How to sell public transit in a city that loves its luxury cars.
Four years ago, the Dubai metro hosted its first morning commuters. It was not smooth sailing -- one train malfunctioned, leaving passengers stranded for two hours.
Things have gotten better since then. The 46.5 mile, self-driving system (it still employs humans to supervise the train in case of emergency) currently has two lines (Red and Green) and 44 stations. Three more lines (Blue, Purple, Gold) are under consideration.
The system carried 109.5 million passengers in 2012, a substantial increase of 40 million from the previous year, thanks in part to the Green line's late 2011 debut. It's currently the world's longest, self-driving metro system.
The city's love of private vehicles (the fancier the better) and history of discrimination (see: shopping malls banning migrants) created marketing issues for the system. How do you convince wealthy, skeptical citizens that a ride on the Dubai Metro could be exquisite? Here's their answer: A promotional video that equates using the new rail system to driving a Porsche with your sunglasses on through a lightly trafficked road, or being a soaring bird of prey:

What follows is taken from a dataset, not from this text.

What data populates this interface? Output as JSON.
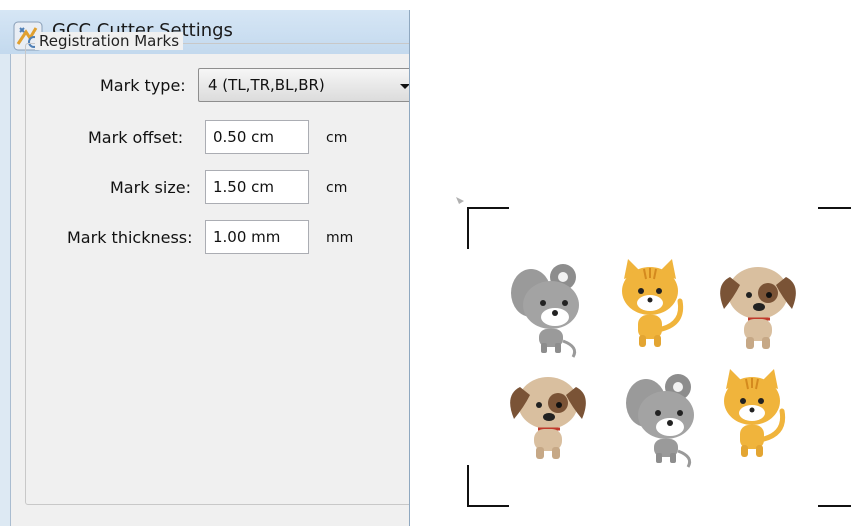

It even has "Gold Class" cars, the system's equivalent to an airline's "Business Class" section, filled with leather seats and plush pile carpets. For the common man, there's a "Silver Class" section (economy) as well as cars for women and children only.
Dubai Metro has had its share of problems beyond public transit stigma and opening day hiccups. Contractors slowed down work over billions of dollars in disputed payments with Dubai's Roads and Transport authority before eventually reaching a settlement in 2010. A migrant worker committed suicide on the tracks last year. The two lines that are operating cover mostly affluent areas of the city, making it difficult for Dubai's poorest residents to access one of the world's most affordable systems. Future expansion is on hold for now with no financing or timetable in place.
From the corporate side of things, a nice story was reported last year about the first ever Emerati woman to become a train supervisor in Dubai: